The function f is called the integrand, the curve C is the domain of integration, and the symbol ds may be heuristically interpreted as an elementary arc length. Line integrals of scalar fields do not depend on the chosen parametrization r.
A line integral of a scalar field is thus a line integral of a vector field where the vectors are always tangential to the line.
Line integrals of vector fields are independent of the parametrization r in absolute value, but they do depend on its orientation. Specifically, a reversal in the orientation of the parametrization changes the sign of the line integral.
which happens to be the integrand for the line integral of F on r(t). It follows that, given a path C , then
In words, the integral of F over C depends solely on the values of G in the points r(b) and r(a) and is thus independent of the path between them.
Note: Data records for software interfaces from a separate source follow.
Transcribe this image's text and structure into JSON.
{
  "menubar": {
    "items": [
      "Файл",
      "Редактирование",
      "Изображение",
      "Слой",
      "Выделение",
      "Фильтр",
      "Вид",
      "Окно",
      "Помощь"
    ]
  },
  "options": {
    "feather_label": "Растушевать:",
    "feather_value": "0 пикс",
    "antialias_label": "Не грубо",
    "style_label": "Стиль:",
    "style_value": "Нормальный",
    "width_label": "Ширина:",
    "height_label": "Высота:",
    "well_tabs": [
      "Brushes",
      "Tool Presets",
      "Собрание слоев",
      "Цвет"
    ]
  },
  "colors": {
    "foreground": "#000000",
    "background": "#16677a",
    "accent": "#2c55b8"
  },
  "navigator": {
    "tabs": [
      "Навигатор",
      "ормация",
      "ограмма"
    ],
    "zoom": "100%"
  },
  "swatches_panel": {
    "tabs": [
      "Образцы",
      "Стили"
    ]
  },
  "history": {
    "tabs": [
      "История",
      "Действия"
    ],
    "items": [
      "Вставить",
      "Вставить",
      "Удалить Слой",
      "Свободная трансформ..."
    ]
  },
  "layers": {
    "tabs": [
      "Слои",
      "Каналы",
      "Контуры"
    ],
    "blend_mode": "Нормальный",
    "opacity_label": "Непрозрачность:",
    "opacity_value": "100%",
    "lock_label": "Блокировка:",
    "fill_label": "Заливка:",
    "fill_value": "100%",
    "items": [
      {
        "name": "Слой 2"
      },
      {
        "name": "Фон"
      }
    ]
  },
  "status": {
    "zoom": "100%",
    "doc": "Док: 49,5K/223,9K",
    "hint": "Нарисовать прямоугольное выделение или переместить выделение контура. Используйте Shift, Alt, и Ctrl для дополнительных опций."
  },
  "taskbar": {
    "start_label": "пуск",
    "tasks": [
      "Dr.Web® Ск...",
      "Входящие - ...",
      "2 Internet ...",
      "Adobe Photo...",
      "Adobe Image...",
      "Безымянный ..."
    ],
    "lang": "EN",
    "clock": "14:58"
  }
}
For this reason, a line integral of a vector field which is the gradient of a scalar field is called path independent.
may be defined by subdividing the interval [a, b] into a = t0 < t1 < ... < tn = b and considering the expression
The integral is then the limit of this sum, as the lengths of the subdivision intervals approach zero.
If is a continuously differentiable curve, the line integral can be evaluated as an integral of a function of a real variable:
When is a closed curve, that is, its initial and final points coincide, the notation
is often used for the line integral of f along .
The line integrals of complex functions can be evaluated using a number of techniques: the integral may be split in to real and imaginary parts reducing the problem to that of evaluating two real-valued line integrals, the Cauchy integral formula may be used in other circumstances. If the line integral is a closed curve in a region where the function is analytic and containing no singularities, then the value of the integral is simply zero, this is a consequence of the Cauchy integral theorem. Because of the residue theorem, one can often use contour integrals in the complex plane to find integrals of real-valued functions of a real variable (see residue theorem for an example).
Consider the function f(z)=1/z, and let the contour C be the unit circle about 0, which can be parametrized by eit, with t in [0, 2π]. Substituting, we find
provided that both integrals on the right hand side exist, and that the parametrization of C has the same orientation as .
Due to the Cauchy-Riemann equations the curl of the vector field corresponding to the conjugate of a holomorphic function is zero. This relates through Stokes' theorem both types of line integral being zero.
Also, the line integral can be evaluated using the change of variables.
The "path integral formulation" of quantum mechanics actually refers not to path integrals in this sense but to functional integrals, that is, integrals over a space of paths, of a function of a possible path. However, path integrals in the sense of this article are important in quantum mechanics; for example, complex contour integration is often used in evaluating probability amplitudes in quantum scattering theory.